## WORK ITEM
Below are the records; restate all of them word for word.

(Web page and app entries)
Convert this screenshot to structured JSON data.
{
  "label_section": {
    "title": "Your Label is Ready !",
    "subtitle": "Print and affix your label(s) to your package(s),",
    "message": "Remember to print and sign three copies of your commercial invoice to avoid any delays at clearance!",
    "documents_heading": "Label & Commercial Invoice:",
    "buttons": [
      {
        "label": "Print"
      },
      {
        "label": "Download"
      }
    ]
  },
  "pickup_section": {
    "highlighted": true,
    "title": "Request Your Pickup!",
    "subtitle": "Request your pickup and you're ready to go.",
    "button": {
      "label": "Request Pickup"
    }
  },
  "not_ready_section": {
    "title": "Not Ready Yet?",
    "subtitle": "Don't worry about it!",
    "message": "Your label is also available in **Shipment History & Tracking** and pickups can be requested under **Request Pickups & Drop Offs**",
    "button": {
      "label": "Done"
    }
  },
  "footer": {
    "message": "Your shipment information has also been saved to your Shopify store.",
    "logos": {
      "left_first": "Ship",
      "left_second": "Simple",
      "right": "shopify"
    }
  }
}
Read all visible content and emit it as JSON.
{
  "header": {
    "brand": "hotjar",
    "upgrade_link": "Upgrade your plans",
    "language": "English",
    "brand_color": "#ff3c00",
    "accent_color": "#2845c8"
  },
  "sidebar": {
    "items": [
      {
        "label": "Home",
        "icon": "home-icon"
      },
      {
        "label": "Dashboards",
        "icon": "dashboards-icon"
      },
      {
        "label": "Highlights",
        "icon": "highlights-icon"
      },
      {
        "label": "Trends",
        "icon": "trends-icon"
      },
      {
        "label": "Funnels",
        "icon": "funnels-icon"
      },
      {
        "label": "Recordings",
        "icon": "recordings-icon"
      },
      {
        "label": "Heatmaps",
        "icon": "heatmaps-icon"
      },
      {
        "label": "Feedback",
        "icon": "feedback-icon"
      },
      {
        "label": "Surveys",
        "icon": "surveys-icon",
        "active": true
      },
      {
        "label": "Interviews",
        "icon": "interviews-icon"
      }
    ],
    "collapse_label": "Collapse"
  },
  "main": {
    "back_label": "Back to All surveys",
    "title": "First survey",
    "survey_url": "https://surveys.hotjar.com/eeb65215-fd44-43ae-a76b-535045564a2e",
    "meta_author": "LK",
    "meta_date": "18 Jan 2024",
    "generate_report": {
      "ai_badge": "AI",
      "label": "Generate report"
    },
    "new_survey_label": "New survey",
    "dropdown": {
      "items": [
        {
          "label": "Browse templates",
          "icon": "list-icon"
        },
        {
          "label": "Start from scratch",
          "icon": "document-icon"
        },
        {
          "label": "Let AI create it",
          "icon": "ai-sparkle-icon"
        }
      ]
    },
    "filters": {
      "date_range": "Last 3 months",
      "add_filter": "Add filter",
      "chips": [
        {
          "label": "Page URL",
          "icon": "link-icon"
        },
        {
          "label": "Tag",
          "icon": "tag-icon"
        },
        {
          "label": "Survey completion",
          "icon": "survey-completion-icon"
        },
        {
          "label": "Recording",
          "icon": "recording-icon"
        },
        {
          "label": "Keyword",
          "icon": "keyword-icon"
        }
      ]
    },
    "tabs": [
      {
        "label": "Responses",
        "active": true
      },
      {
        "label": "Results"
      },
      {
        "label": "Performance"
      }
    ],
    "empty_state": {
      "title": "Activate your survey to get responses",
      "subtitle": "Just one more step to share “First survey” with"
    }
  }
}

## SOLUTION FOR THIS EXERCISE
Convert this screenshot to structured JSON data.
{
  "label_section": {
    "title": "Your Label is Ready !",
    "subtitle": "Print and affix your label(s) to your package(s),",
    "message": "Remember to print and sign three copies of your commercial invoice to avoid any delays at clearance!",
    "documents_heading": "Label & Commercial Invoice:",
    "buttons": [
      {
        "label": "Print"
      },
      {
        "label": "Download"
      }
    ]
  },
  "pickup_section": {
    "highlighted": true,
    "title": "Request Your Pickup!",
    "subtitle": "Request your pickup and you're ready to go.",
    "button": {
      "label": "Request Pickup"
    }
  },
  "not_ready_section": {
    "title": "Not Ready Yet?",
    "subtitle": "Don't worry about it!",
    "message": "Your label is also available in **Shipment History & Tracking** and pickups can be requested under **Request Pickups & Drop Offs**",
    "button": {
      "label": "Done"
    }
  },
  "footer": {
    "message": "Your shipment information has also been saved to your Shopify store.",
    "logos": {
      "left_first": "Ship",
      "left_second": "Simple",
      "right": "shopify"
    }
  }
}
Read all visible content and emit it as JSON.
{
  "header": {
    "brand": "hotjar",
    "upgrade_link": "Upgrade your plans",
    "language": "English",
    "brand_color": "#ff3c00",
    "accent_color": "#2845c8"
  },
  "sidebar": {
    "items": [
      {
        "label": "Home",
        "icon": "home-icon"
      },
      {
        "label": "Dashboards",
        "icon": "dashboards-icon"
      },
      {
        "label": "Highlights",
        "icon": "highlights-icon"
      },
      {
        "label": "Trends",
        "icon": "trends-icon"
      },
      {
        "label": "Funnels",
        "icon": "funnels-icon"
      },
      {
        "label": "Recordings",
        "icon": "recordings-icon"
      },
      {
        "label": "Heatmaps",
        "icon": "heatmaps-icon"
      },
      {
        "label": "Feedback",
        "icon": "feedback-icon"
      },
      {
        "label": "Surveys",
        "icon": "surveys-icon",
        "active": true
      },
      {
        "label": "Interviews",
        "icon": "interviews-icon"
      }
    ],
    "collapse_label": "Collapse"
  },
  "main": {
    "back_label": "Back to All surveys",
    "title": "First survey",
    "survey_url": "https://surveys.hotjar.com/eeb65215-fd44-43ae-a76b-535045564a2e",
    "meta_author": "LK",
    "meta_date": "18 Jan 2024",
    "generate_report": {
      "ai_badge": "AI",
      "label": "Generate report"
    },
    "new_survey_label": "New survey",
    "dropdown": {
      "items": [
        {
          "label": "Browse templates",
          "icon": "list-icon"
        },
        {
          "label": "Start from scratch",
          "icon": "document-icon"
        },
        {
          "label": "Let AI create it",
          "icon": "ai-sparkle-icon"
        }
      ]
    },
    "filters": {
      "date_range": "Last 3 months",
      "add_filter": "Add filter",
      "chips": [
        {
          "label": "Page URL",
          "icon": "link-icon"
        },
        {
          "label": "Tag",
          "icon": "tag-icon"
        },
        {
          "label": "Survey completion",
          "icon": "survey-completion-icon"
        },
        {
          "label": "Recording",
          "icon": "recording-icon"
        },
        {
          "label": "Keyword",
          "icon": "keyword-icon"
        }
      ]
    },
    "tabs": [
      {
        "label": "Responses",
        "active": true
      },
      {
        "label": "Results"
      },
      {
        "label": "Performance"
      }
    ],
    "empty_state": {
      "title": "Activate your survey to get responses",
      "subtitle": "Just one more step to share “First survey” with"
    }
  }
}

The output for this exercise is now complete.